Create dirt – Restoration / Noise Reduction plug-ins
Ever thought of using noise-cleaning processors to create distortion? Overdriving of the noise reduction plug-ins or using extreme settings can create alien voices, distorted radio messages, or unique distortion types you can’t get with regular distortion or overdrive processors.
Want to know a great trick for pulling out a cappella or other sample elements of a CD’s track so you can mix it into different music? Just use S1 MS Matrix on the stereo track of the song to phase-invert the audio. You can have access to little portions of the vocals or other things that you could never separate from the full stereo track. Of course, the end result is not stereo but mono, but this is still a great trick for DJ mixing.
Adding punch to a track – Renaissance Compressor or C1 Compressor
Use an audio track with a good take from the artist. Any type of signal will do (vocal, guitars, etc.), although this trick works better on drum tracks. Duplicate the track onto another track. Open Renaissance Compressor or C1 Compressor on the duplicate track, and apply very heavy compression: Ratio 10:1, Threshold -30dB. These settings should make the compressor “pump.” Blend this track in with the original track until you hear the “punch” of the duplicate track as it gets added to the original non-compressed track.

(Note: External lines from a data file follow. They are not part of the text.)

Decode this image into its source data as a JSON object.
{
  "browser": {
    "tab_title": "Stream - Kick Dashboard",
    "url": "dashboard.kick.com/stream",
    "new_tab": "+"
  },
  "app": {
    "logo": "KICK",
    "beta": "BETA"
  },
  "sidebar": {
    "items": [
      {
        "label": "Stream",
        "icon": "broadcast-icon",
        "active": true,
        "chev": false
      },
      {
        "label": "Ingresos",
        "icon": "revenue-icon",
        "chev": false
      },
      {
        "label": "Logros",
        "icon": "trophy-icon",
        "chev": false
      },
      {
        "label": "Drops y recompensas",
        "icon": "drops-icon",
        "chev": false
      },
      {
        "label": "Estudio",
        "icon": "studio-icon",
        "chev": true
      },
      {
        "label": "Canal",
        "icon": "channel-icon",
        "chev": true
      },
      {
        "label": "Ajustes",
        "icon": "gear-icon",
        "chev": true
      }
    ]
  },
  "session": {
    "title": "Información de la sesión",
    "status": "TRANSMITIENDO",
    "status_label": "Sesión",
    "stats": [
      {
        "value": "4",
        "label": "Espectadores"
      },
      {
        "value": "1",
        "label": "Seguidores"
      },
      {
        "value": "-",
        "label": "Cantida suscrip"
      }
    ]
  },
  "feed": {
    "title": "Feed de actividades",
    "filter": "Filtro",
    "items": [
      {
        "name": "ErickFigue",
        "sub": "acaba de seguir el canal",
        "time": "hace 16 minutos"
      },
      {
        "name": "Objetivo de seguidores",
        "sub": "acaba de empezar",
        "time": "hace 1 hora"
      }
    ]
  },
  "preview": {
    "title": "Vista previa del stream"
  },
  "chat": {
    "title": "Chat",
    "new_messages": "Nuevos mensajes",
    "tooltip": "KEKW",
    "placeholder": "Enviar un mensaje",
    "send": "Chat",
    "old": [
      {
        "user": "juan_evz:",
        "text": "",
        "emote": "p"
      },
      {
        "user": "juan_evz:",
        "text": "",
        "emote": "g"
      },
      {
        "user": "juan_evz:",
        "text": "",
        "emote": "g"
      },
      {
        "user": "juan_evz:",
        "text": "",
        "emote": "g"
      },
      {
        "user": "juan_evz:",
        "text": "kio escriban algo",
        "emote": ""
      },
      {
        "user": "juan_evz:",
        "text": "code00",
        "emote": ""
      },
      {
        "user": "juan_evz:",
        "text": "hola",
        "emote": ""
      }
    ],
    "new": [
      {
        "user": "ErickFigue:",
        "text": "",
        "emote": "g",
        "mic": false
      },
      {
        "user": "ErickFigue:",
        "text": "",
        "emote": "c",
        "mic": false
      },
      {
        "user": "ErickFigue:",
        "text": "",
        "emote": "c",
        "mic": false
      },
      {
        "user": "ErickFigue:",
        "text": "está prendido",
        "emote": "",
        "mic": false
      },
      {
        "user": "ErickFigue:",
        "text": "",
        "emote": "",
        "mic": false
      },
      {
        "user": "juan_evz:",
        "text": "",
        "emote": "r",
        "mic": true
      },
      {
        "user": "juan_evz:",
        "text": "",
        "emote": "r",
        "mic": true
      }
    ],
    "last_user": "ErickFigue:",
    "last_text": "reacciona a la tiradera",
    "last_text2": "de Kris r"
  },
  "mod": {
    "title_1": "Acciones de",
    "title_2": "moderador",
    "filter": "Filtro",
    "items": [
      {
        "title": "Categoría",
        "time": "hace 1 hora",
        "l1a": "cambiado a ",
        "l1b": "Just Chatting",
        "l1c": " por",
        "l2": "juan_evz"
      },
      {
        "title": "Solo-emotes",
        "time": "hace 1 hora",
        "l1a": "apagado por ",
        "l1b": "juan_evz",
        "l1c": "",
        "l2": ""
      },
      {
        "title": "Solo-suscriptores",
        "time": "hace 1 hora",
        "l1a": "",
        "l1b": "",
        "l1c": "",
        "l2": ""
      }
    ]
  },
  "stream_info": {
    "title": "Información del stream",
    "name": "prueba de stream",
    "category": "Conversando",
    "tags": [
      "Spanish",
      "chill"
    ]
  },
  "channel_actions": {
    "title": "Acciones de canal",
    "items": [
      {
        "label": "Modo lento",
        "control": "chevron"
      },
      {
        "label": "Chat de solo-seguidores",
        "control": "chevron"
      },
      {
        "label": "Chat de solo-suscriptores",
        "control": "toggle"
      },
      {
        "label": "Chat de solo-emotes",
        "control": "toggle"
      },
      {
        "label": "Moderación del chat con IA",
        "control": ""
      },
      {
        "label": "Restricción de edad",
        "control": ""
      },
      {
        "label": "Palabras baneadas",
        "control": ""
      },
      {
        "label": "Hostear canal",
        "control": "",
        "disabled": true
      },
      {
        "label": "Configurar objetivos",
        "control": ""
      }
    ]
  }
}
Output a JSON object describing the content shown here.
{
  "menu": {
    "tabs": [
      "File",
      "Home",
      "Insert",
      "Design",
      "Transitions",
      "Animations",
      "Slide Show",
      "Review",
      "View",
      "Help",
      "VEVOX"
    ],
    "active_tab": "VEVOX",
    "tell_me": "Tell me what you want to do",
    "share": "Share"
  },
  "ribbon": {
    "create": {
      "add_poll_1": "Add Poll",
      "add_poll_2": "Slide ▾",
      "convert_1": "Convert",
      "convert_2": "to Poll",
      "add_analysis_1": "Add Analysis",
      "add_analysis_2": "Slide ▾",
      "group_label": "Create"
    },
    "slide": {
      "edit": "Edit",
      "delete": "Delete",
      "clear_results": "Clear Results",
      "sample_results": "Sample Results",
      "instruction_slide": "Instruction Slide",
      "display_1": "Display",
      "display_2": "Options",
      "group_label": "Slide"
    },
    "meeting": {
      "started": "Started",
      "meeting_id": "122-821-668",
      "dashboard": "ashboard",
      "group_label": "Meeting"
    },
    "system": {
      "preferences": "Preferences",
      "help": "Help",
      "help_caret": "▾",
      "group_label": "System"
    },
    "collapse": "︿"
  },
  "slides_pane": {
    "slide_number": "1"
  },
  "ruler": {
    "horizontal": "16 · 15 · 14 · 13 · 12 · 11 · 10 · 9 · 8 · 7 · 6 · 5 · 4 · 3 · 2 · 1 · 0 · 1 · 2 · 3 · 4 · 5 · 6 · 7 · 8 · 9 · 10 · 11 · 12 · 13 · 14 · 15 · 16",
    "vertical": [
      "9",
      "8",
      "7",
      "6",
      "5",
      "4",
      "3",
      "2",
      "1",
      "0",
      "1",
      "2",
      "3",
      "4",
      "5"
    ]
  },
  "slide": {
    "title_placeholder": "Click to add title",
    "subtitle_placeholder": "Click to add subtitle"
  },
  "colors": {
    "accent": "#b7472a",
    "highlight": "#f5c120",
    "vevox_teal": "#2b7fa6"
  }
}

Guitar Doubling with SuperTap Delay
Take a mono guitar or vocal track and run it through the SuperTap Delay with the original panned 45 degrees to the left and a very short delay panned 45 degrees to the right. You might add a little extra high-end boost on the delayed signal to help give it its own character. Another way of doing this is to clone the track (with all its effects) and slide the clone in time. Using SuperTap Delay is a much more elegant and simpler solution.